Excerpted data:
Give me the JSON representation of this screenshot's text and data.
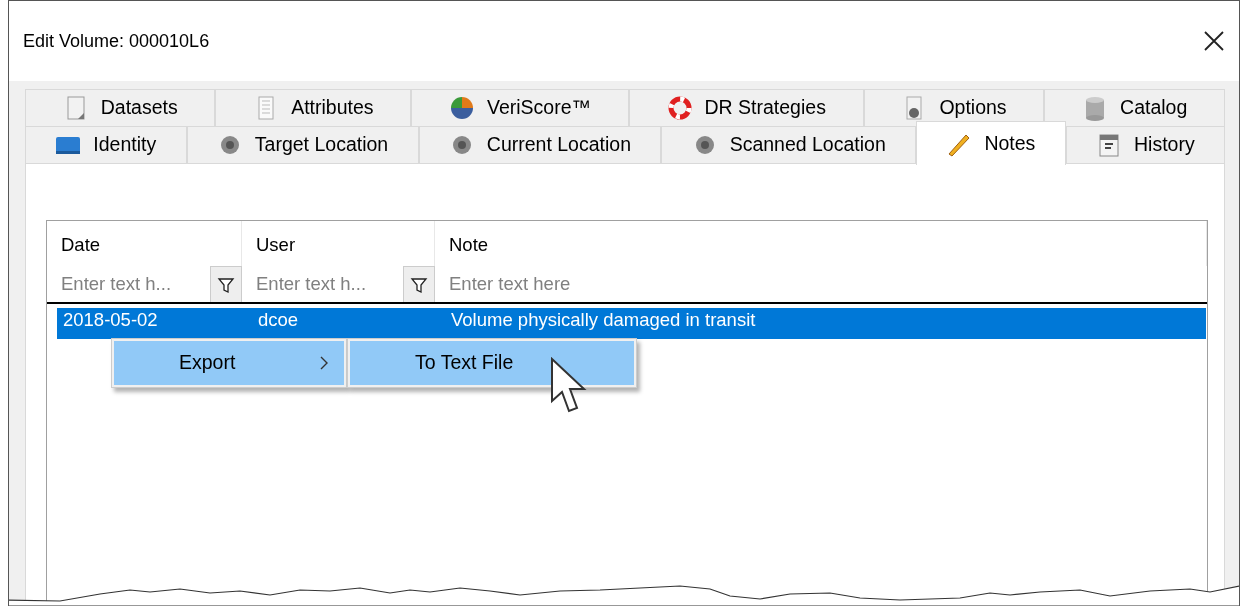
{
  "window": {
    "title": "Edit Volume: 000010L6"
  },
  "tab_rows": [
    [
      {
        "label": "Datasets",
        "selected": false
      },
      {
        "label": "Attributes",
        "selected": false
      },
      {
        "label": "VeriScore™",
        "selected": false
      },
      {
        "label": "DR Strategies",
        "selected": false
      },
      {
        "label": "Options",
        "selected": false
      },
      {
        "label": "Catalog",
        "selected": false
      }
    ],
    [
      {
        "label": "Identity",
        "selected": false
      },
      {
        "label": "Target Location",
        "selected": false
      },
      {
        "label": "Current Location",
        "selected": false
      },
      {
        "label": "Scanned Location",
        "selected": false
      },
      {
        "label": "Notes",
        "selected": true
      },
      {
        "label": "History",
        "selected": false
      }
    ]
  ],
  "grid": {
    "columns": [
      {
        "header": "Date",
        "placeholder": "Enter text h...",
        "filter_button": true
      },
      {
        "header": "User",
        "placeholder": "Enter text h...",
        "filter_button": true
      },
      {
        "header": "Note",
        "placeholder": "Enter text here",
        "filter_button": false
      }
    ],
    "rows": [
      {
        "cells": [
          "2018-05-02",
          "dcoe",
          "Volume physically damaged in transit"
        ],
        "selected": true
      }
    ]
  },
  "context_menu": {
    "items": [
      {
        "label": "Export",
        "submenu": true,
        "selected": true
      }
    ]
  },
  "submenu": {
    "items": [
      {
        "label": "To Text File",
        "submenu": false,
        "selected": true
      }
    ]
  }
}
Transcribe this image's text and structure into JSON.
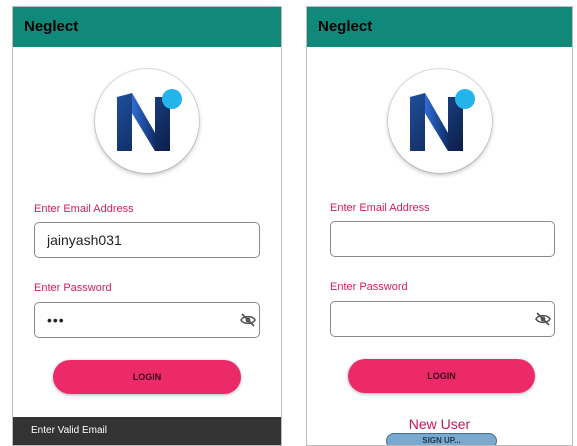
{
  "screens": [
    {
      "app_title": "Neglect",
      "email_label": "Enter Email Address",
      "email_value": "jainyash031",
      "password_label": "Enter Password",
      "password_value": "•••",
      "login_label": "LOGIN",
      "snackbar_text": "Enter Valid Email"
    },
    {
      "app_title": "Neglect",
      "email_label": "Enter Email Address",
      "email_value": "",
      "password_label": "Enter Password",
      "password_value": "",
      "login_label": "LOGIN",
      "new_user_text": "New User",
      "signup_label": "SIGN UP..."
    }
  ],
  "colors": {
    "appbar": "#11897a",
    "accent_label": "#d81b60",
    "login_button": "#ec2a69",
    "signup_button": "#79a9cf",
    "snackbar": "#333333"
  },
  "icons": {
    "logo": "n-logo-icon",
    "password_toggle": "eye-off-icon"
  }
}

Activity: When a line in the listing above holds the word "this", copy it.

Task response:
Give me the JSON representation of this screenshot's text and data.
Transcribe this image's text and structure into JSON.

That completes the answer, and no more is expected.